### PROVIDED RECORDS
»»
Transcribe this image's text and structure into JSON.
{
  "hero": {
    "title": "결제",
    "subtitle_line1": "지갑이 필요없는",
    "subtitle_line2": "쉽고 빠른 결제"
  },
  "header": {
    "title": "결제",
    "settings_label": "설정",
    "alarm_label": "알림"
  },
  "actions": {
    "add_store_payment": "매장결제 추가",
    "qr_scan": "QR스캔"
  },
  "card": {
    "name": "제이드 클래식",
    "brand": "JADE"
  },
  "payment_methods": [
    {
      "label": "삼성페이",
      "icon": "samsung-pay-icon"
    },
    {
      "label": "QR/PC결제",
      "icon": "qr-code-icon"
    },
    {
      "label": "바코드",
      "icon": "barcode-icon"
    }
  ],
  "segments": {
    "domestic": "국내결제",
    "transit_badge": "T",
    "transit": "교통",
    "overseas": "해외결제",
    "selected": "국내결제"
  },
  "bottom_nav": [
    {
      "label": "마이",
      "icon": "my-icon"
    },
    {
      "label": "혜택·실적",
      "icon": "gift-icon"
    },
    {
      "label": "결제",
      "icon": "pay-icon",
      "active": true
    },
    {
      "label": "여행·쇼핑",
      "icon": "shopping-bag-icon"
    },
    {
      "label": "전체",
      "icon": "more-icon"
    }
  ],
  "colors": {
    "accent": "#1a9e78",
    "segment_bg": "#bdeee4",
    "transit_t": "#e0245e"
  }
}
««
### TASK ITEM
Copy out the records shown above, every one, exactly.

### PROBLEM SOLUTION
Transcribe this image's text and structure into JSON.
{
  "hero": {
    "title": "결제",
    "subtitle_line1": "지갑이 필요없는",
    "subtitle_line2": "쉽고 빠른 결제"
  },
  "header": {
    "title": "결제",
    "settings_label": "설정",
    "alarm_label": "알림"
  },
  "actions": {
    "add_store_payment": "매장결제 추가",
    "qr_scan": "QR스캔"
  },
  "card": {
    "name": "제이드 클래식",
    "brand": "JADE"
  },
  "payment_methods": [
    {
      "label": "삼성페이",
      "icon": "samsung-pay-icon"
    },
    {
      "label": "QR/PC결제",
      "icon": "qr-code-icon"
    },
    {
      "label": "바코드",
      "icon": "barcode-icon"
    }
  ],
  "segments": {
    "domestic": "국내결제",
    "transit_badge": "T",
    "transit": "교통",
    "overseas": "해외결제",
    "selected": "국내결제"
  },
  "bottom_nav": [
    {
      "label": "마이",
      "icon": "my-icon"
    },
    {
      "label": "혜택·실적",
      "icon": "gift-icon"
    },
    {
      "label": "결제",
      "icon": "pay-icon",
      "active": true
    },
    {
      "label": "여행·쇼핑",
      "icon": "shopping-bag-icon"
    },
    {
      "label": "전체",
      "icon": "more-icon"
    }
  ],
  "colors": {
    "accent": "#1a9e78",
    "segment_bg": "#bdeee4",
    "transit_t": "#e0245e"
  }
}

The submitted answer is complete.